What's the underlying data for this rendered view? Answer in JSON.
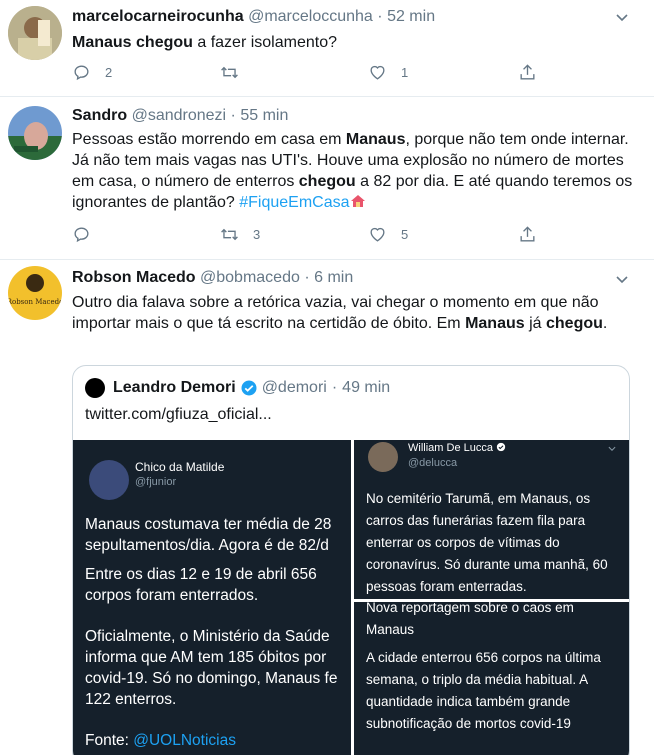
{
  "tweets": [
    {
      "name": "marcelocarneirocunha",
      "handle": "@marceloccunha",
      "sep": "·",
      "time": "52 min",
      "text_bold_1": "Manaus chegou",
      "text_rest_1": " a fazer isolamento?",
      "replies": "2",
      "retweets": "",
      "likes": "1"
    },
    {
      "name": "Sandro",
      "handle": "@sandronezi",
      "sep": "·",
      "time": "55 min",
      "text_1": "Pessoas estão morrendo em casa em ",
      "text_bold_1": "Manaus",
      "text_2": ", porque não tem onde internar. Já não tem mais vagas nas UTI's. Houve uma explosão no número de mortes em casa, o número de enterros ",
      "text_bold_2": "chegou",
      "text_3": " a 82 por dia. E até quando teremos os ignorantes de plantão? ",
      "hashtag": "#FiqueEmCasa",
      "replies": "",
      "retweets": "3",
      "likes": "5"
    },
    {
      "name": "Robson Macedo",
      "handle": "@bobmacedo",
      "sep": "·",
      "time": "6 min",
      "text_1": "Outro dia falava sobre a retórica vazia, vai chegar o momento em que não importar mais o que tá escrito na certidão de óbito. Em ",
      "text_bold_1": "Manaus",
      "text_2": " já ",
      "text_bold_2": "chegou",
      "text_3": ".",
      "avatar_text": "Robson Macedo"
    }
  ],
  "quote": {
    "name": "Leandro Demori",
    "handle": "@demori",
    "sep": "·",
    "time": "49 min",
    "link": "twitter.com/gfiuza_oficial...",
    "left": {
      "name": "Chico da Matilde",
      "handle": "@fjunior",
      "p1": "Manaus costumava ter média de 28 sepultamentos/dia. Agora é de 82/d",
      "p2": "Entre os dias 12 e 19 de abril 656 corpos foram enterrados.",
      "p3": "Oficialmente, o Ministério da Saúde informa que AM tem 185 óbitos por covid-19. Só no domingo, Manaus fe 122 enterros.",
      "fonte_label": "Fonte: ",
      "fonte_link": "@UOLNoticias"
    },
    "right_top": {
      "name": "William De Lucca",
      "handle": "@delucca",
      "text": "No cemitério Tarumã, em Manaus, os carros das funerárias fazem fila para enterrar os corpos de vítimas do coronavírus. Só durante uma manhã, 60 pessoas foram enterradas."
    },
    "right_bottom": {
      "p1": "Nova reportagem sobre o caos em Manaus",
      "p2": "A cidade enterrou 656 corpos na última semana, o triplo da média habitual. A quantidade indica também grande subnotificação de mortos covid-19"
    }
  },
  "icons": {
    "reply": "reply-icon",
    "retweet": "retweet-icon",
    "like": "heart-icon",
    "share": "share-icon",
    "caret": "chevron-down-icon",
    "verified": "verified-badge-icon",
    "house": "house-emoji-icon"
  },
  "colors": {
    "link": "#1da1f2",
    "secondary": "#657786",
    "border": "#e6ecf0",
    "dark_bg": "#15202b"
  }
}
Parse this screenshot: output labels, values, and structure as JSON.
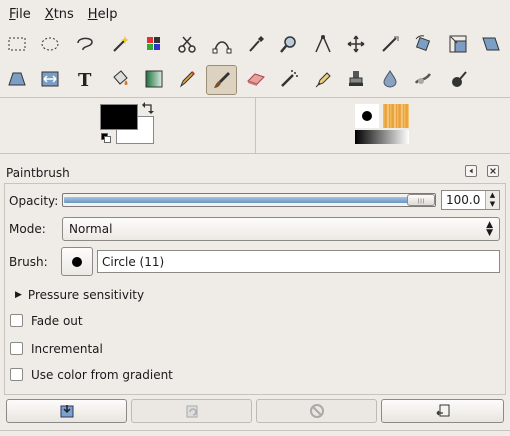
{
  "menubar": {
    "items": [
      {
        "label": "File",
        "mnemonic": "F",
        "rest": "ile"
      },
      {
        "label": "Xtns",
        "mnemonic": "X",
        "rest": "tns"
      },
      {
        "label": "Help",
        "mnemonic": "H",
        "rest": "elp"
      }
    ]
  },
  "toolbox": {
    "row1": [
      "rect-select-icon",
      "ellipse-select-icon",
      "free-select-icon",
      "fuzzy-select-icon",
      "select-by-color-icon",
      "scissors-select-icon",
      "paths-icon",
      "color-picker-icon",
      "zoom-icon",
      "measure-icon",
      "move-icon",
      "crop-icon",
      "rotate-icon",
      "scale-icon",
      "shear-icon"
    ],
    "row2": [
      "perspective-icon",
      "flip-icon",
      "text-icon",
      "bucket-fill-icon",
      "blend-icon",
      "pencil-icon",
      "paintbrush-icon",
      "eraser-icon",
      "airbrush-icon",
      "ink-icon",
      "clone-icon",
      "heal-icon",
      "smudge-icon",
      "dodge-burn-icon"
    ],
    "active_tool": "paintbrush-icon"
  },
  "colors": {
    "foreground": "#000000",
    "background": "#ffffff"
  },
  "tool_options": {
    "title": "Paintbrush",
    "opacity_label": "Opacity:",
    "opacity_value": "100.0",
    "opacity_fraction": 1.0,
    "mode_label": "Mode:",
    "mode_value": "Normal",
    "brush_label": "Brush:",
    "brush_value": "Circle (11)",
    "pressure_label": "Pressure sensitivity",
    "fade_out_label": "Fade out",
    "incremental_label": "Incremental",
    "use_gradient_label": "Use color from gradient"
  },
  "bottom_buttons": [
    "save-options-icon",
    "restore-options-icon",
    "delete-options-icon",
    "reset-options-icon"
  ]
}
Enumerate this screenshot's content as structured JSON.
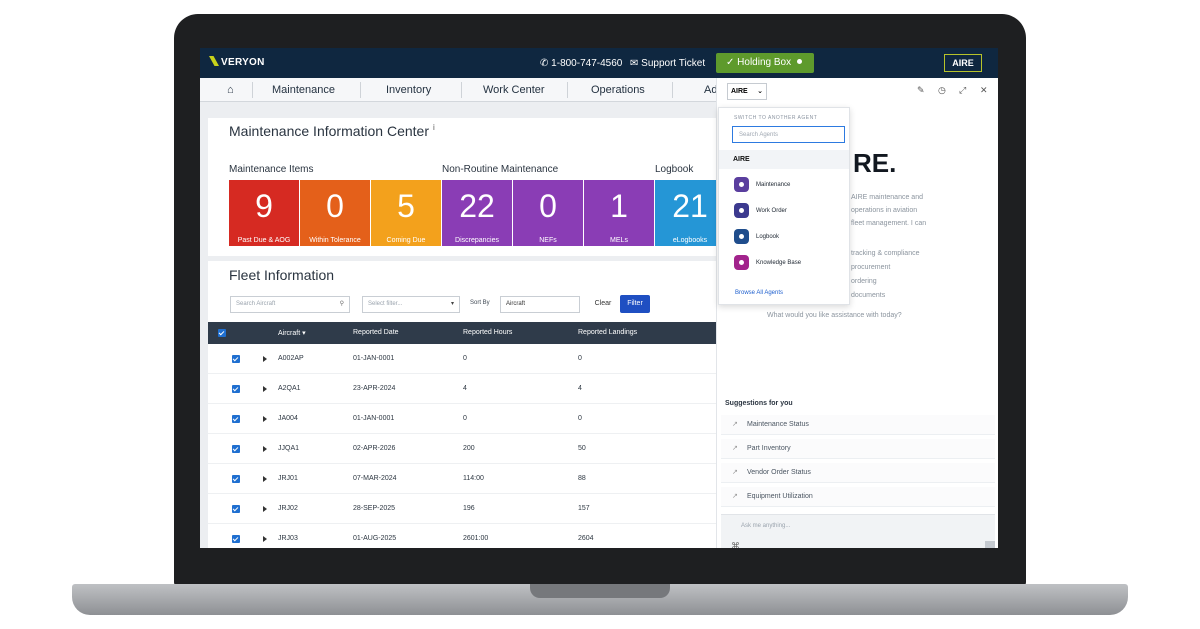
{
  "topbar": {
    "logo": "VERYON",
    "phone": "1-800-747-4560",
    "support": "Support Ticket",
    "holding": "Holding Box",
    "aire_badge": "AIRE"
  },
  "nav": {
    "items": [
      "Maintenance",
      "Inventory",
      "Work Center",
      "Operations",
      "Ad"
    ]
  },
  "mic": {
    "title": "Maintenance Information Center",
    "groups": [
      "Maintenance Items",
      "Non-Routine Maintenance",
      "Logbook"
    ],
    "tiles": [
      {
        "value": "9",
        "label": "Past Due & AOG",
        "color": "#d62a22"
      },
      {
        "value": "0",
        "label": "Within Tolerance",
        "color": "#e4601a"
      },
      {
        "value": "5",
        "label": "Coming Due",
        "color": "#f3a11c"
      },
      {
        "value": "22",
        "label": "Discrepancies",
        "color": "#8a3db5"
      },
      {
        "value": "0",
        "label": "NEFs",
        "color": "#8a3db5"
      },
      {
        "value": "1",
        "label": "MELs",
        "color": "#8a3db5"
      },
      {
        "value": "21",
        "label": "eLogbooks",
        "color": "#2596d6"
      }
    ]
  },
  "fleet": {
    "title": "Fleet Information",
    "search_placeholder": "Search Aircraft",
    "filter_placeholder": "Select filter...",
    "sort_label": "Sort By",
    "sort_value": "Aircraft",
    "clear": "Clear",
    "filter": "Filter",
    "columns": [
      "Aircraft",
      "Reported Date",
      "Reported Hours",
      "Reported Landings"
    ],
    "rows": [
      {
        "aircraft": "A002AP",
        "date": "01-JAN-0001",
        "hours": "0",
        "landings": "0"
      },
      {
        "aircraft": "A2QA1",
        "date": "23-APR-2024",
        "hours": "4",
        "landings": "4"
      },
      {
        "aircraft": "JA004",
        "date": "01-JAN-0001",
        "hours": "0",
        "landings": "0"
      },
      {
        "aircraft": "JJQA1",
        "date": "02-APR-2026",
        "hours": "200",
        "landings": "50"
      },
      {
        "aircraft": "JRJ01",
        "date": "07-MAR-2024",
        "hours": "114:00",
        "landings": "88"
      },
      {
        "aircraft": "JRJ02",
        "date": "28-SEP-2025",
        "hours": "196",
        "landings": "157"
      },
      {
        "aircraft": "JRJ03",
        "date": "01-AUG-2025",
        "hours": "2601:00",
        "landings": "2604"
      }
    ]
  },
  "panel": {
    "agent": "AIRE",
    "hero": "RE.",
    "intro_lines": [
      "AIRE maintenance and",
      "operations in aviation",
      "fleet management. I can"
    ],
    "capability_lines": [
      "tracking & compliance",
      "procurement",
      "ordering",
      "documents"
    ],
    "prompt": "What would you like assistance with today?",
    "suggestions_title": "Suggestions for you",
    "suggestions": [
      "Maintenance Status",
      "Part Inventory",
      "Vendor Order Status",
      "Equipment Utilization"
    ],
    "ask_placeholder": "Ask me anything..."
  },
  "dropdown": {
    "header": "SWITCH TO ANOTHER AGENT",
    "search_placeholder": "Search Agents",
    "current": "AIRE",
    "agents": [
      {
        "label": "Maintenance",
        "color": "#5a3e9e"
      },
      {
        "label": "Work Order",
        "color": "#3c3a8f"
      },
      {
        "label": "Logbook",
        "color": "#1f4d8c"
      },
      {
        "label": "Knowledge Base",
        "color": "#a2238c"
      }
    ],
    "browse": "Browse All Agents"
  }
}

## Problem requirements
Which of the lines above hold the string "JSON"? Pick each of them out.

## Answer box
What's the underlying data for this rendered view? Answer in JSON.
Parse this screenshot: output labels, values, and structure as JSON.
Enumerate this screenshot's content as structured JSON.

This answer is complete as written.